21. II. V. Isolation Of The Later Latin Cities As Respected Private Rights
22. II. V. Crises Within The Romano-Latin League
23. II. IV. South Etruria Roman
Struggle Of The Italians Against Rome
Wars Between The Sabellians And Tarentines-- Archidamus-- Alexander The Molossian--
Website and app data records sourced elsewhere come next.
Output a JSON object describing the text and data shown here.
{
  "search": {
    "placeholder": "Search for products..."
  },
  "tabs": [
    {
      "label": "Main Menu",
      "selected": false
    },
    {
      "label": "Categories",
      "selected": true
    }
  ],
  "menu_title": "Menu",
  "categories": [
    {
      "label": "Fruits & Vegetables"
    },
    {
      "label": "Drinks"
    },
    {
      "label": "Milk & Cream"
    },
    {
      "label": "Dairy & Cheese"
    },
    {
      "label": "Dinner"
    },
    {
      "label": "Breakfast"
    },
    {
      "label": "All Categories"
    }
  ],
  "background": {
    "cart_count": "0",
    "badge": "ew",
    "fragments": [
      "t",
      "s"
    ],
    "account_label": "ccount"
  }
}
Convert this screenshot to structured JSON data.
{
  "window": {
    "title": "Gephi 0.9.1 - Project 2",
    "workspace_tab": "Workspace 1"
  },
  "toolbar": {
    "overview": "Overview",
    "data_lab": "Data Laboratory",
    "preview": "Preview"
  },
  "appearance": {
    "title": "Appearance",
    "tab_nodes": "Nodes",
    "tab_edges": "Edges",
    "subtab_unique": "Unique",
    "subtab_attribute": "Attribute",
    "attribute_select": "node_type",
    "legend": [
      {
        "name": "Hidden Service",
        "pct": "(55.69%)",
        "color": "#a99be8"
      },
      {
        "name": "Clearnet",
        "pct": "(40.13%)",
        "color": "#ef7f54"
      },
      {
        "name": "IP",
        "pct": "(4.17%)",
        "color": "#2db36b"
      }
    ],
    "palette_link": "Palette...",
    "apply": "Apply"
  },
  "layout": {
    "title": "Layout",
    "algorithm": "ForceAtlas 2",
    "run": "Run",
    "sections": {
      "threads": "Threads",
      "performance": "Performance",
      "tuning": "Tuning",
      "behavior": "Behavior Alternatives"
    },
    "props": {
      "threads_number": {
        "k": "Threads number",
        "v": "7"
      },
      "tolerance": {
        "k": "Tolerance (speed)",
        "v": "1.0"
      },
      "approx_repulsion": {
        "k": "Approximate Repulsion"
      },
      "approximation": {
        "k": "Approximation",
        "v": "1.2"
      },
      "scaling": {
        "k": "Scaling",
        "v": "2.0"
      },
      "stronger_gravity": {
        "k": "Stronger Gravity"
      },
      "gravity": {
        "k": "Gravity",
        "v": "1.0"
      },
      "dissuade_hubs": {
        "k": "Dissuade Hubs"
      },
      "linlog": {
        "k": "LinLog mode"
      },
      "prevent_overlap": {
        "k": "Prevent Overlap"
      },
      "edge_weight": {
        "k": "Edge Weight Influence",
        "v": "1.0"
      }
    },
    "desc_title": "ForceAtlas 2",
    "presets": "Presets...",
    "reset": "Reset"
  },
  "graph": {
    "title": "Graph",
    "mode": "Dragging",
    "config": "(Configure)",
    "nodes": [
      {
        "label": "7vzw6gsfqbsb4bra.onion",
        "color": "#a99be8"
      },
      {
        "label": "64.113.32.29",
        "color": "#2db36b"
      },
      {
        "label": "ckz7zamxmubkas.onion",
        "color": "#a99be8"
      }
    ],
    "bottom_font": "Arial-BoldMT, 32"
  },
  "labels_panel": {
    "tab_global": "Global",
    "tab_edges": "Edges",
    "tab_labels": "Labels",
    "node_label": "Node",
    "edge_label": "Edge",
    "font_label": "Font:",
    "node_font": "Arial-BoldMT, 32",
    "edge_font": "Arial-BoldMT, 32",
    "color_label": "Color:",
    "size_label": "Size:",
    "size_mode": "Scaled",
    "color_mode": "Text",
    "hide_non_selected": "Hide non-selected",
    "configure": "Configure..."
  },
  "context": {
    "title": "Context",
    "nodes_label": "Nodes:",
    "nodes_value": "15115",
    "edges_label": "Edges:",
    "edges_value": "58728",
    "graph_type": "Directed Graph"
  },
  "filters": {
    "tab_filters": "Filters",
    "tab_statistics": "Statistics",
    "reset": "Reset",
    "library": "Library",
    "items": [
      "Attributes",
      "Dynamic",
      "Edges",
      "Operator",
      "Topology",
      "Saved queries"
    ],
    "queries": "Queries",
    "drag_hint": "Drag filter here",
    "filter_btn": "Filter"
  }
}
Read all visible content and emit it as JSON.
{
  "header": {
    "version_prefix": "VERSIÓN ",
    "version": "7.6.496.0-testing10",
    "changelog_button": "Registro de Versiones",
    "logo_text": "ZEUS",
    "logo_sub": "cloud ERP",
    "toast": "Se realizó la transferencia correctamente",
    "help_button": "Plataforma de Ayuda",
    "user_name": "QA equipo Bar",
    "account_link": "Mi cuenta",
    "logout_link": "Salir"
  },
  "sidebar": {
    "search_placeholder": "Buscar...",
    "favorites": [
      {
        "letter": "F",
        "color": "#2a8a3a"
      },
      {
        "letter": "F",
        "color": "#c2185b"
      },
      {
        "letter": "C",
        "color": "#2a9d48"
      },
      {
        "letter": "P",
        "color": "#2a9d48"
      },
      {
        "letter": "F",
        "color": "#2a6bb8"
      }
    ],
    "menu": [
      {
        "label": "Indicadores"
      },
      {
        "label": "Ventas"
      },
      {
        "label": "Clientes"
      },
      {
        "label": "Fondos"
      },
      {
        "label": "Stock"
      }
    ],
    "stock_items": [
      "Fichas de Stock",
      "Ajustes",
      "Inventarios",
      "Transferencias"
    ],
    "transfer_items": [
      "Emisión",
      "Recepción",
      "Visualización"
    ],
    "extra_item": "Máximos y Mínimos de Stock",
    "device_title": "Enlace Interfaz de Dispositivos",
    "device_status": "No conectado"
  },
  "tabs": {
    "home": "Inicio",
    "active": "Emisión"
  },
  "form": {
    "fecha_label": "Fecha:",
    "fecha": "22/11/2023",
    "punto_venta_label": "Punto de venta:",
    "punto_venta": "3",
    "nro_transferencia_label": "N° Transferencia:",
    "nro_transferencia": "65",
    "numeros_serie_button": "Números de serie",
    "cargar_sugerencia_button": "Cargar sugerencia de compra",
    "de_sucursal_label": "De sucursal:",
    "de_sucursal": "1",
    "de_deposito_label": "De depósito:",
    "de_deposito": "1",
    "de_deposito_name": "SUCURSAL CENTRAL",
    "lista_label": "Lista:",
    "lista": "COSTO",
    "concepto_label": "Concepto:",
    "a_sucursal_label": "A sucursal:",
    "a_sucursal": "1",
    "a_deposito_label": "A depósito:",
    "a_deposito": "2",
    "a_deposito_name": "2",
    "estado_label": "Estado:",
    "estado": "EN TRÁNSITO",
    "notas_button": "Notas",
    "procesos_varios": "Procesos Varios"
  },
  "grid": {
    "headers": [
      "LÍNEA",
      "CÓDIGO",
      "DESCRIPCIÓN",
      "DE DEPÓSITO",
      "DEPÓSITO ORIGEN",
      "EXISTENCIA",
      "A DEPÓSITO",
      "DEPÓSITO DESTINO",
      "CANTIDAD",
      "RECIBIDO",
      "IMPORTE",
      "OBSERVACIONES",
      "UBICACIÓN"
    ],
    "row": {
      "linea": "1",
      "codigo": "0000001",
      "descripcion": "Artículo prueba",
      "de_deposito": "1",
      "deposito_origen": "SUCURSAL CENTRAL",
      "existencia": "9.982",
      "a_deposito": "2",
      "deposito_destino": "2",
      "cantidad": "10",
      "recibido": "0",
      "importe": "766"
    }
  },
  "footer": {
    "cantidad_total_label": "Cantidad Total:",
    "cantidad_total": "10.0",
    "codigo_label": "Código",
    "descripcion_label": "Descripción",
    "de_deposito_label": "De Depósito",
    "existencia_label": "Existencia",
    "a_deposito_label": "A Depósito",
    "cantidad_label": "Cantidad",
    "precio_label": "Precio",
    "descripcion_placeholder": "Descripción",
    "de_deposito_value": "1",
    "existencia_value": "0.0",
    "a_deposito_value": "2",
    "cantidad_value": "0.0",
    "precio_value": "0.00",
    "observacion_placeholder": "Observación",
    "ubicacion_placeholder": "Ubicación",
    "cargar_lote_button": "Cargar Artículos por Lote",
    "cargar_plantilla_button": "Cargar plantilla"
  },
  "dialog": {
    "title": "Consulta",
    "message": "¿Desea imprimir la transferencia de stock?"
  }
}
While the Romans were fighting on the Liris and Volturnus, other conflicts agitated the south-east of the peninsula. The wealthy merchant-republic of Tarentum, daily exposed to more serious peril from the Lucanian and Messapian bands and justly distrusting its own sword, gained by good words and better coin the help of -condottieri- from the mother-country. The Spartan king, Archidamus, who with a strong band had come to the assistance of his fellow-Dorians, succumbed to the Lucanians on the same day on which Philip conquered at Chaeronea (416); a retribution, in the belief of the pious Greeks, for the share which nineteen years previously he and his people had taken in pillaging the sanctuary of Delphi. His place was taken by an abler commander, Alexander the Molossian, brother of Olympias the mother of Alexander the Great. In addition to the troops which he had brought along with him he united under his banner the contingents of the Greek cities, especially those of the Tarentines and Metapontines; the Poediculi (around Rubi, now Ruvo), who like the Greeks found themselves in danger from the Sabellian nation; and lastly, even the Lucanian exiles themselves, whose considerable numbers point to the existence of violent internal troubles in that confederacy. Thus he soon found himself superior to the enemy. Consentia (Cosenza), which seems to have been the federal headquarters of the Sabellians settled in Magna Graecia, fell into his hands. In vain the Samnites came to the help of the Lucanians; Alexander defeated their combined forces near Paestum.